Problem details:
Some lines hold the string "Documents". Copy all of them from the material that follows.

(Beginning of Data for the task)

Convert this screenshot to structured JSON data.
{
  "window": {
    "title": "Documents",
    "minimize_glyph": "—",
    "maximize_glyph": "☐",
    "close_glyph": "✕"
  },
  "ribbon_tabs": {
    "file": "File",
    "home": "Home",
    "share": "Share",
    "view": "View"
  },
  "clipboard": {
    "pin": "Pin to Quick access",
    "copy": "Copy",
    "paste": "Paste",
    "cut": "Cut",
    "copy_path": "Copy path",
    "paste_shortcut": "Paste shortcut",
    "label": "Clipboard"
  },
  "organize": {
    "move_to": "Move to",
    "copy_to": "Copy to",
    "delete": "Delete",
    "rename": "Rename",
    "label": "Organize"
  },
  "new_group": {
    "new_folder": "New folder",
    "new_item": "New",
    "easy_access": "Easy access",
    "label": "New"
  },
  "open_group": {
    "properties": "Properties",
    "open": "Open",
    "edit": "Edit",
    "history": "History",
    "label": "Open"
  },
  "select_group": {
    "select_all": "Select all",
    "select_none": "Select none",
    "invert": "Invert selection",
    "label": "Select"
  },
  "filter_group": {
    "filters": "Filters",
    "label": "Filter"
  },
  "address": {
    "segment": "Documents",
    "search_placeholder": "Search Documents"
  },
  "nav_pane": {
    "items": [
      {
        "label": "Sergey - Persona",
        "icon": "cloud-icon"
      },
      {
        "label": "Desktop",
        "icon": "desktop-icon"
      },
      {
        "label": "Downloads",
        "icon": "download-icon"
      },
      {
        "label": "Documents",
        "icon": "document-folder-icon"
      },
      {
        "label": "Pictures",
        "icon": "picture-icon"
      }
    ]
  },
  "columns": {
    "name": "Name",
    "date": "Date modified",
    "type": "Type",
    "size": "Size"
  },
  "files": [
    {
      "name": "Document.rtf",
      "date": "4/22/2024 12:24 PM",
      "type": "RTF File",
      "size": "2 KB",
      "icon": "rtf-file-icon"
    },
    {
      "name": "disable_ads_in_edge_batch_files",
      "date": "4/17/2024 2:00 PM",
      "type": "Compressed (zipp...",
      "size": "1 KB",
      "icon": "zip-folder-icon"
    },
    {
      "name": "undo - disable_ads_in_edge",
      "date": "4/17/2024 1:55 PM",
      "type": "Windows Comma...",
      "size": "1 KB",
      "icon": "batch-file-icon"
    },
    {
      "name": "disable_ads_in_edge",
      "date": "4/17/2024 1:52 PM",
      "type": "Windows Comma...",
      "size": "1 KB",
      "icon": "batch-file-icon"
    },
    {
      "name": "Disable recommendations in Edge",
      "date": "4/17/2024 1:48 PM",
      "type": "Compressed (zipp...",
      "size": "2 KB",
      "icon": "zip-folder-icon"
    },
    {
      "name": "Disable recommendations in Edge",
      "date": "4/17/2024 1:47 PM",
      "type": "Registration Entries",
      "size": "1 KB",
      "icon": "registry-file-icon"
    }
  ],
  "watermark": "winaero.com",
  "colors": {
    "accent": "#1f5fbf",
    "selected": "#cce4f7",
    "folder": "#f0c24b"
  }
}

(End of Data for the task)
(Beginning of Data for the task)

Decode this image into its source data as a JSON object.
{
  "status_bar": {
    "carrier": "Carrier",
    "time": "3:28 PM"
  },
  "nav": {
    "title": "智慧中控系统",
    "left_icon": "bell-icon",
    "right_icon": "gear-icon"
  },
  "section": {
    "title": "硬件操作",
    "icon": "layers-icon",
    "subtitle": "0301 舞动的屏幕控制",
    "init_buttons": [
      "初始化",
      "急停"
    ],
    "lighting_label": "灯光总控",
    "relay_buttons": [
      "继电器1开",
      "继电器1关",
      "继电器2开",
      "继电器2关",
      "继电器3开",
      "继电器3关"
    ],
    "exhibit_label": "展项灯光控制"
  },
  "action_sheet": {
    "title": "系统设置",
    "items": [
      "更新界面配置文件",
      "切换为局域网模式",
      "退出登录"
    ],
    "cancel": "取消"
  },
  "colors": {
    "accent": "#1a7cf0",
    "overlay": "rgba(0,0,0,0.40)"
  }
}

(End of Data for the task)

Task solution:
    "title": "Documents",
    "segment": "Documents",
    "search_placeholder": "Search Documents"
        "label": "Documents",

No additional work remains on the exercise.